Roy Hodgson described yesterday’s point at Sunderland as ‘a good zero zero’ on MOTD2 last night, which proves that there’s something Italian about him. This was almost your archetypal Serie A performance, which proves why British TV companies have stopped queuing up to screen Italian football of late. Fulham were all the things you expect away from home now. Organised, disciplined, determined and tough to break down, which is quite some turnaround from the shambles Hodgson inherited.
We still can’t seem to win away from home now. It’s something that holds back our bid to gain a permanent place in the top ten rather than temporarily joining English football’s elite and being commended for ‘overachieving’ rather than being recognised as an established top flight side after nine years. Just the opening day win at Portsmouth, which at least got the awayday monkey off our backs early, and – apart from a couple of promising counter-attacks, we didn’t look like scoring at Sunderland.
No matter. We normally concede up there, especially to Kenwyne Jones, but Fulham managed to successfully nullify the threat that both he and Darren Bent, no longer as lethal in front of goal as he seemed to be at the start of the season, posed. It was only when the clever Bolo Zenden appeared in the second half that Sunderland threatened to get in behind us, but Fulham were stoical in the face of a late home onslaught.
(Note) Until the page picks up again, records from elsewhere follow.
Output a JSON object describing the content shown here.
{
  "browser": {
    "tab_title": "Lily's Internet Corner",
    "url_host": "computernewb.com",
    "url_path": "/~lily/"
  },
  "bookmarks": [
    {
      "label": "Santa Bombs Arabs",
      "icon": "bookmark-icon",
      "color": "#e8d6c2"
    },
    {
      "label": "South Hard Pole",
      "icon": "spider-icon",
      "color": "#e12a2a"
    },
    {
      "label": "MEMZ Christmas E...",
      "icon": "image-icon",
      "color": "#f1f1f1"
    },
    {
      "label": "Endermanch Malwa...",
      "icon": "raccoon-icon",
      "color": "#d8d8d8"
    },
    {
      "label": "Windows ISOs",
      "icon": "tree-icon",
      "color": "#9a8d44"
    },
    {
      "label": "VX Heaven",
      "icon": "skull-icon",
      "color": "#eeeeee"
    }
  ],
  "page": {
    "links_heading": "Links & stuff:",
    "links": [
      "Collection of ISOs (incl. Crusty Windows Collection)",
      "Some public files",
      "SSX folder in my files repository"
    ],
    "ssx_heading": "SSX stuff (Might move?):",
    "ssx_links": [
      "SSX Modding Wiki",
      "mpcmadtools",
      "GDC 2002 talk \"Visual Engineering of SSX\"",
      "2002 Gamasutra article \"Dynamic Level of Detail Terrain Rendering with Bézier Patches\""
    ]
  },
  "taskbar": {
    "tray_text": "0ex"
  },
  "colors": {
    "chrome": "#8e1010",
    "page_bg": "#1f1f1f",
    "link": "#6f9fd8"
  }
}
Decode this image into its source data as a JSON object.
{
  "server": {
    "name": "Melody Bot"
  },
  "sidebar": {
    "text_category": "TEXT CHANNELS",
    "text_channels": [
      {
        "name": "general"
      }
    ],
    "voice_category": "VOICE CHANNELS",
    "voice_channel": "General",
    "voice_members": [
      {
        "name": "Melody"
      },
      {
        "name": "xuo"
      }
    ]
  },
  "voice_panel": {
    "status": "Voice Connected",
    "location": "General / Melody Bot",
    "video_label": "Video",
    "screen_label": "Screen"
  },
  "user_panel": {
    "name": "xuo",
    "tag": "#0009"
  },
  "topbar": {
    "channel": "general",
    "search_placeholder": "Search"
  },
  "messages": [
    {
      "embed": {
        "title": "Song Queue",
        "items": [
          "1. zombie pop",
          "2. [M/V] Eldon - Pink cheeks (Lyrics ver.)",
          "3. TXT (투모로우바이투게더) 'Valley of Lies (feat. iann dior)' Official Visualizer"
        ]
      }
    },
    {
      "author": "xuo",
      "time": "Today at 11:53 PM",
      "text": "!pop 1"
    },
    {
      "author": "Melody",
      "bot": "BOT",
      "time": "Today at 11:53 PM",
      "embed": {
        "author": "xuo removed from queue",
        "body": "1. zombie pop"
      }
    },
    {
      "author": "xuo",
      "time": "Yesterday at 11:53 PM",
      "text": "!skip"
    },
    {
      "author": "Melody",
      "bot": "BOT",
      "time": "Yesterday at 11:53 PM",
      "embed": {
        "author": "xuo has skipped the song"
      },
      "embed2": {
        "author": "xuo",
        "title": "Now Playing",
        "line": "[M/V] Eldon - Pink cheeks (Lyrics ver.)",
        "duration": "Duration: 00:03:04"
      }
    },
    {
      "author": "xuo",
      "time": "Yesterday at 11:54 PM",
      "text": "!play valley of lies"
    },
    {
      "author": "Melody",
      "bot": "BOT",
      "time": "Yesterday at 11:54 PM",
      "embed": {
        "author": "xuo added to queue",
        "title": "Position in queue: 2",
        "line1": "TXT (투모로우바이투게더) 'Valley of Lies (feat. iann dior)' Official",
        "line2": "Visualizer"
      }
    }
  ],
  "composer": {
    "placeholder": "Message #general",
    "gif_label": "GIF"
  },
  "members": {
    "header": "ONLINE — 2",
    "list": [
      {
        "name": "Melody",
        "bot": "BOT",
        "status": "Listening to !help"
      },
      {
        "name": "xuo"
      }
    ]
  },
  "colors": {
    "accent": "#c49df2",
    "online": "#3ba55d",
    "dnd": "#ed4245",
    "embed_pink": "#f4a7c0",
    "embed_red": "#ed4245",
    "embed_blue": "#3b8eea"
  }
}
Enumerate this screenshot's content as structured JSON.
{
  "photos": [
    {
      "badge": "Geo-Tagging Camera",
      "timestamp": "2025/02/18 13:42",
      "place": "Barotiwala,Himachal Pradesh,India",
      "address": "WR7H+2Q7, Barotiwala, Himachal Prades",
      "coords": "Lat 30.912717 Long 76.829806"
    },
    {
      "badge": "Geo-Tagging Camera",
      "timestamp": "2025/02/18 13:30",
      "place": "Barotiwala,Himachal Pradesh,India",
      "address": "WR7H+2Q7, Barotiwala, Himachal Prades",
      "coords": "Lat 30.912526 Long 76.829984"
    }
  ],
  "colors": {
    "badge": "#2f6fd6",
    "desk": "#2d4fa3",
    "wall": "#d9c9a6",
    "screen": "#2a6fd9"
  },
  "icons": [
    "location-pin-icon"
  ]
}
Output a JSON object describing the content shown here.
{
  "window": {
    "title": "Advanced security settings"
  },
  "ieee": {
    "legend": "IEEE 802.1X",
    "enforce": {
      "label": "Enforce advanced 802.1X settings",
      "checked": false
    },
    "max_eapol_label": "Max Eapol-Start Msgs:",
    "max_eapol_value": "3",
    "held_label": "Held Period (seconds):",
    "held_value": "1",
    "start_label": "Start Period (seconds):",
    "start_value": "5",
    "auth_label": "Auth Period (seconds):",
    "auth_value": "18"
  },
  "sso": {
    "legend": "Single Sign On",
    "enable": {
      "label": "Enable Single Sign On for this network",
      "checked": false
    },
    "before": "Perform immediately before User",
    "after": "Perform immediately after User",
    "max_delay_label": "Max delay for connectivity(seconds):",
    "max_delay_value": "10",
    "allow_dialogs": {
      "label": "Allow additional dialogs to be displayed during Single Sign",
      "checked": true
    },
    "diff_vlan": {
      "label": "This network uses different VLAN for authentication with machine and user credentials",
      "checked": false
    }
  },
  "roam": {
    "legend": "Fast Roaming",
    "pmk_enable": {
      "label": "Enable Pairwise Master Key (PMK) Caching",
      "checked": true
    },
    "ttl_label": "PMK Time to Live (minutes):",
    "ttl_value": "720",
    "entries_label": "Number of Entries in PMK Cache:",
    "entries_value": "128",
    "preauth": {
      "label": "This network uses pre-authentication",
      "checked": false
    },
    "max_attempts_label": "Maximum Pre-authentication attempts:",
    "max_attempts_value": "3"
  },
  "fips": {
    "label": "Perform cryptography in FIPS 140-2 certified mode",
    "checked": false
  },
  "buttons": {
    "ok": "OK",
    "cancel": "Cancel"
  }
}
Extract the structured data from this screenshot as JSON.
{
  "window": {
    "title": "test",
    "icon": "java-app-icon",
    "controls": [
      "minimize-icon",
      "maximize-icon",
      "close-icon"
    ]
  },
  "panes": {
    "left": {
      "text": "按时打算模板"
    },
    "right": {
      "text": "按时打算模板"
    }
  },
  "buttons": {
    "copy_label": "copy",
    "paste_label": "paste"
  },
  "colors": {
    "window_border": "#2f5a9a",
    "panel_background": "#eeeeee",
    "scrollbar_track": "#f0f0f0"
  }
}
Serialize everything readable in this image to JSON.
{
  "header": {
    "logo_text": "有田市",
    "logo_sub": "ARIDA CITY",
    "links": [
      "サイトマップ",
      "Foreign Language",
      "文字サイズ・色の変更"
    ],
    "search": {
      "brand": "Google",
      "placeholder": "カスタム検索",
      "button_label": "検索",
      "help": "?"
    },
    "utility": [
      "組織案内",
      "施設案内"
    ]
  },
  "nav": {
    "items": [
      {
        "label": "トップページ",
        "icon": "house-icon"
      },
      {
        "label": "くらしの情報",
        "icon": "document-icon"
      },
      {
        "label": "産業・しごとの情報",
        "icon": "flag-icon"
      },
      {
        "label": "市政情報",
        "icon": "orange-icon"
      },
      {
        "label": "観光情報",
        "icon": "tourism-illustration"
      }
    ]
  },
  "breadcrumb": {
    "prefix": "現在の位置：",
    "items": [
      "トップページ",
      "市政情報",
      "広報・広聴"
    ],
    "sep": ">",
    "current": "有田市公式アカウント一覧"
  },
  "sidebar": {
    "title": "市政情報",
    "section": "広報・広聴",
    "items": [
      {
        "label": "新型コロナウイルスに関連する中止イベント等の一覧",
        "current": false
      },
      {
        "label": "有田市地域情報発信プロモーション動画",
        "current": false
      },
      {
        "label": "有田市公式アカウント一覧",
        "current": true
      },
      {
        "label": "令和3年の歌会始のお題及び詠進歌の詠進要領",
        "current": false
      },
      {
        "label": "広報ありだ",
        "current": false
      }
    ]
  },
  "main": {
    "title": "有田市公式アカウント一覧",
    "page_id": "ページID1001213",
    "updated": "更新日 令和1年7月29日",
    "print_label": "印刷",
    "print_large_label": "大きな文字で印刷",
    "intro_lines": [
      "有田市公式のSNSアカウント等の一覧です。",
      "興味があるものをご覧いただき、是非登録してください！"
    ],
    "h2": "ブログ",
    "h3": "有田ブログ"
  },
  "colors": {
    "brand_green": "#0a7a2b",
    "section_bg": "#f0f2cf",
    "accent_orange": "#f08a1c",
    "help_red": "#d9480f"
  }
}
Having criticised Dickson Etuhu for not being at the level we had come to expect from him since he returned to the team from the African Nations Cup, I’ve got to commend his performance yesterday. He broke up the play diligently and ferried the ball onto his fellow midfielders eagerly. You sense that Sunderland away was just the game that Etuhu was bought for, particularly with two tenacious tacklers in Cattermole and Cana starting in central midfield for the Black Cats. The importance of Etuhu’s contribution can be seen from just how deep he played most of his passes – sitting in front of the Fulham defence, guarding them and finding a team-mate:
Fulham didn’t exactly create much going forward, which may have been a cause for concern for some, but not to Roy. He’ll have known that, after a tough trip to Donetsk and with some weary legs in his side, the first priority was stopping Sunderland. There was some bright link-up play between Gera and Zamora and we looked most dangerous when Simon Davies ventured infield. He played two delicious lofted through balls, one which landed on Zamora’s head, and the other that just eluded the striker. If Davies is returning to the sort of form that punctuated our Great Escape season, that can only be good news for Fulham:
Quite that chalkboard has Nicky Shorey and not Brian McBride scoring our opening at Reading is unclear.